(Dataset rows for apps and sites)

_ _ _ _

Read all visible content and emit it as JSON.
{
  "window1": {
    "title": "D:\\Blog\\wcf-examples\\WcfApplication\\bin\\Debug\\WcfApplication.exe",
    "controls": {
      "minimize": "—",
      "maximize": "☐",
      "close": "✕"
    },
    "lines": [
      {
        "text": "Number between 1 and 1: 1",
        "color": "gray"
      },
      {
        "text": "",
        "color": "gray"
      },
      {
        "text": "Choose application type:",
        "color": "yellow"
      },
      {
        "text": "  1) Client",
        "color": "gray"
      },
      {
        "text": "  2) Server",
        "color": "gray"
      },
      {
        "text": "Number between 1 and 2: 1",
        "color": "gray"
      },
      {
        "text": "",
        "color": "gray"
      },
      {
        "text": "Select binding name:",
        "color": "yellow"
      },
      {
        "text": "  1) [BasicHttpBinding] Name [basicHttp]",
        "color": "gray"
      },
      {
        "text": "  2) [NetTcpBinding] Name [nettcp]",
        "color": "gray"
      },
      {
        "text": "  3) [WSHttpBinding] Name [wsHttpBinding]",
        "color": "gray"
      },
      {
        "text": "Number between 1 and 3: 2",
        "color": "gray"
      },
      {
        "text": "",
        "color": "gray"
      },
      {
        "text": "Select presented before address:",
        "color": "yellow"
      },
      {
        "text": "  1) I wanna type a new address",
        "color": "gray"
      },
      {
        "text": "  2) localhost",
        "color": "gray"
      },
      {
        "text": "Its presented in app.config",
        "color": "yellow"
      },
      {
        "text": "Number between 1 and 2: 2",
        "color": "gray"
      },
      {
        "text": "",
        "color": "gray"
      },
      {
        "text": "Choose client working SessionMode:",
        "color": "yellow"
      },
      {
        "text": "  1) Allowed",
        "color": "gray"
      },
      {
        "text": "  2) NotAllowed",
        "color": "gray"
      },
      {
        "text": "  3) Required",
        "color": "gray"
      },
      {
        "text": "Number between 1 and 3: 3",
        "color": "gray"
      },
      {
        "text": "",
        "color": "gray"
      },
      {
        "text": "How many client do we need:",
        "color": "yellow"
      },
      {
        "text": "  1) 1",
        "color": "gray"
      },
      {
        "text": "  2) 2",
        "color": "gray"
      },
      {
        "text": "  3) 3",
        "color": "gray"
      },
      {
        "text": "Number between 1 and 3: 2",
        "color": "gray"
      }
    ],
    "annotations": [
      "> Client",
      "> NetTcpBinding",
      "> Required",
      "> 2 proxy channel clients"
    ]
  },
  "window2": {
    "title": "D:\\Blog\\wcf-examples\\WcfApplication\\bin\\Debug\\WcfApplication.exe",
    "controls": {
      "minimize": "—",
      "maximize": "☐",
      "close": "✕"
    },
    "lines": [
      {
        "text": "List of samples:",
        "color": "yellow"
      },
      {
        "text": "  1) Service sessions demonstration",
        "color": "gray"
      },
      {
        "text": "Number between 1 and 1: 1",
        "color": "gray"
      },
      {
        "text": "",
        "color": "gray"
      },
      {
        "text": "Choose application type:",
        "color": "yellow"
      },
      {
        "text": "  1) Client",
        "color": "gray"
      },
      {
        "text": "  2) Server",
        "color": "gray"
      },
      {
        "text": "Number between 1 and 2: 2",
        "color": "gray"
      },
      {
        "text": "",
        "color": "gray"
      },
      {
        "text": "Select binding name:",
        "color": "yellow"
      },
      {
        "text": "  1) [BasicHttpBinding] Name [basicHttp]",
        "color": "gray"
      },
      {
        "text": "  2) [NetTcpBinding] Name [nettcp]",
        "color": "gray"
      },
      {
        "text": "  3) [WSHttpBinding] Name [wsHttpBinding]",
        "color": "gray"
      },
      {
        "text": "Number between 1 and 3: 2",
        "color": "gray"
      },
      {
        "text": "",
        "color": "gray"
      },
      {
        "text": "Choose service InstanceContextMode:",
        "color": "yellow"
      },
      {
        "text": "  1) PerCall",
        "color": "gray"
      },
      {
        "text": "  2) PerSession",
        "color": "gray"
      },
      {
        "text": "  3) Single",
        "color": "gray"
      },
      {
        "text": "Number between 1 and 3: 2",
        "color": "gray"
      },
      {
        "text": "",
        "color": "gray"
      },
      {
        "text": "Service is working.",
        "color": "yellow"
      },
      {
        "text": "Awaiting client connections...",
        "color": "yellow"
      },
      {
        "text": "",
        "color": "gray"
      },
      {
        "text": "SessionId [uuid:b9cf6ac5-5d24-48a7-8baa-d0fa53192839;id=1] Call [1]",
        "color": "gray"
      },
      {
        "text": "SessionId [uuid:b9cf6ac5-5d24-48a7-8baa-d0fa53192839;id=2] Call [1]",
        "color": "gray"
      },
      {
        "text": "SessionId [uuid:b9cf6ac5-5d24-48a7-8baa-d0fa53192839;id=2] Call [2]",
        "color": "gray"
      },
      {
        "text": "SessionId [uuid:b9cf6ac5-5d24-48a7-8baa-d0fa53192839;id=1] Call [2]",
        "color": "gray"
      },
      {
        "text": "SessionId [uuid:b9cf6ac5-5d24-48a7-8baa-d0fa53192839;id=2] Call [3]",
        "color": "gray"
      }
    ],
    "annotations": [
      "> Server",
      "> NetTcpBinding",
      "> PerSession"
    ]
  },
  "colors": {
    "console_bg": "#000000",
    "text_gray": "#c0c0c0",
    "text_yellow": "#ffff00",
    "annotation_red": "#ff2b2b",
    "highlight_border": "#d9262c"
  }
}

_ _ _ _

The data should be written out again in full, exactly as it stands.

◆ **RESULT**:
Read all visible content and emit it as JSON.
{
  "window1": {
    "title": "D:\\Blog\\wcf-examples\\WcfApplication\\bin\\Debug\\WcfApplication.exe",
    "controls": {
      "minimize": "—",
      "maximize": "☐",
      "close": "✕"
    },
    "lines": [
      {
        "text": "Number between 1 and 1: 1",
        "color": "gray"
      },
      {
        "text": "",
        "color": "gray"
      },
      {
        "text": "Choose application type:",
        "color": "yellow"
      },
      {
        "text": "  1) Client",
        "color": "gray"
      },
      {
        "text": "  2) Server",
        "color": "gray"
      },
      {
        "text": "Number between 1 and 2: 1",
        "color": "gray"
      },
      {
        "text": "",
        "color": "gray"
      },
      {
        "text": "Select binding name:",
        "color": "yellow"
      },
      {
        "text": "  1) [BasicHttpBinding] Name [basicHttp]",
        "color": "gray"
      },
      {
        "text": "  2) [NetTcpBinding] Name [nettcp]",
        "color": "gray"
      },
      {
        "text": "  3) [WSHttpBinding] Name [wsHttpBinding]",
        "color": "gray"
      },
      {
        "text": "Number between 1 and 3: 2",
        "color": "gray"
      },
      {
        "text": "",
        "color": "gray"
      },
      {
        "text": "Select presented before address:",
        "color": "yellow"
      },
      {
        "text": "  1) I wanna type a new address",
        "color": "gray"
      },
      {
        "text": "  2) localhost",
        "color": "gray"
      },
      {
        "text": "Its presented in app.config",
        "color": "yellow"
      },
      {
        "text": "Number between 1 and 2: 2",
        "color": "gray"
      },
      {
        "text": "",
        "color": "gray"
      },
      {
        "text": "Choose client working SessionMode:",
        "color": "yellow"
      },
      {
        "text": "  1) Allowed",
        "color": "gray"
      },
      {
        "text": "  2) NotAllowed",
        "color": "gray"
      },
      {
        "text": "  3) Required",
        "color": "gray"
      },
      {
        "text": "Number between 1 and 3: 3",
        "color": "gray"
      },
      {
        "text": "",
        "color": "gray"
      },
      {
        "text": "How many client do we need:",
        "color": "yellow"
      },
      {
        "text": "  1) 1",
        "color": "gray"
      },
      {
        "text": "  2) 2",
        "color": "gray"
      },
      {
        "text": "  3) 3",
        "color": "gray"
      },
      {
        "text": "Number between 1 and 3: 2",
        "color": "gray"
      }
    ],
    "annotations": [
      "> Client",
      "> NetTcpBinding",
      "> Required",
      "> 2 proxy channel clients"
    ]
  },
  "window2": {
    "title": "D:\\Blog\\wcf-examples\\WcfApplication\\bin\\Debug\\WcfApplication.exe",
    "controls": {
      "minimize": "—",
      "maximize": "☐",
      "close": "✕"
    },
    "lines": [
      {
        "text": "List of samples:",
        "color": "yellow"
      },
      {
        "text": "  1) Service sessions demonstration",
        "color": "gray"
      },
      {
        "text": "Number between 1 and 1: 1",
        "color": "gray"
      },
      {
        "text": "",
        "color": "gray"
      },
      {
        "text": "Choose application type:",
        "color": "yellow"
      },
      {
        "text": "  1) Client",
        "color": "gray"
      },
      {
        "text": "  2) Server",
        "color": "gray"
      },
      {
        "text": "Number between 1 and 2: 2",
        "color": "gray"
      },
      {
        "text": "",
        "color": "gray"
      },
      {
        "text": "Select binding name:",
        "color": "yellow"
      },
      {
        "text": "  1) [BasicHttpBinding] Name [basicHttp]",
        "color": "gray"
      },
      {
        "text": "  2) [NetTcpBinding] Name [nettcp]",
        "color": "gray"
      },
      {
        "text": "  3) [WSHttpBinding] Name [wsHttpBinding]",
        "color": "gray"
      },
      {
        "text": "Number between 1 and 3: 2",
        "color": "gray"
      },
      {
        "text": "",
        "color": "gray"
      },
      {
        "text": "Choose service InstanceContextMode:",
        "color": "yellow"
      },
      {
        "text": "  1) PerCall",
        "color": "gray"
      },
      {
        "text": "  2) PerSession",
        "color": "gray"
      },
      {
        "text": "  3) Single",
        "color": "gray"
      },
      {
        "text": "Number between 1 and 3: 2",
        "color": "gray"
      },
      {
        "text": "",
        "color": "gray"
      },
      {
        "text": "Service is working.",
        "color": "yellow"
      },
      {
        "text": "Awaiting client connections...",
        "color": "yellow"
      },
      {
        "text": "",
        "color": "gray"
      },
      {
        "text": "SessionId [uuid:b9cf6ac5-5d24-48a7-8baa-d0fa53192839;id=1] Call [1]",
        "color": "gray"
      },
      {
        "text": "SessionId [uuid:b9cf6ac5-5d24-48a7-8baa-d0fa53192839;id=2] Call [1]",
        "color": "gray"
      },
      {
        "text": "SessionId [uuid:b9cf6ac5-5d24-48a7-8baa-d0fa53192839;id=2] Call [2]",
        "color": "gray"
      },
      {
        "text": "SessionId [uuid:b9cf6ac5-5d24-48a7-8baa-d0fa53192839;id=1] Call [2]",
        "color": "gray"
      },
      {
        "text": "SessionId [uuid:b9cf6ac5-5d24-48a7-8baa-d0fa53192839;id=2] Call [3]",
        "color": "gray"
      }
    ],
    "annotations": [
      "> Server",
      "> NetTcpBinding",
      "> PerSession"
    ]
  },
  "colors": {
    "console_bg": "#000000",
    "text_gray": "#c0c0c0",
    "text_yellow": "#ffff00",
    "annotation_red": "#ff2b2b",
    "highlight_border": "#d9262c"
  }
}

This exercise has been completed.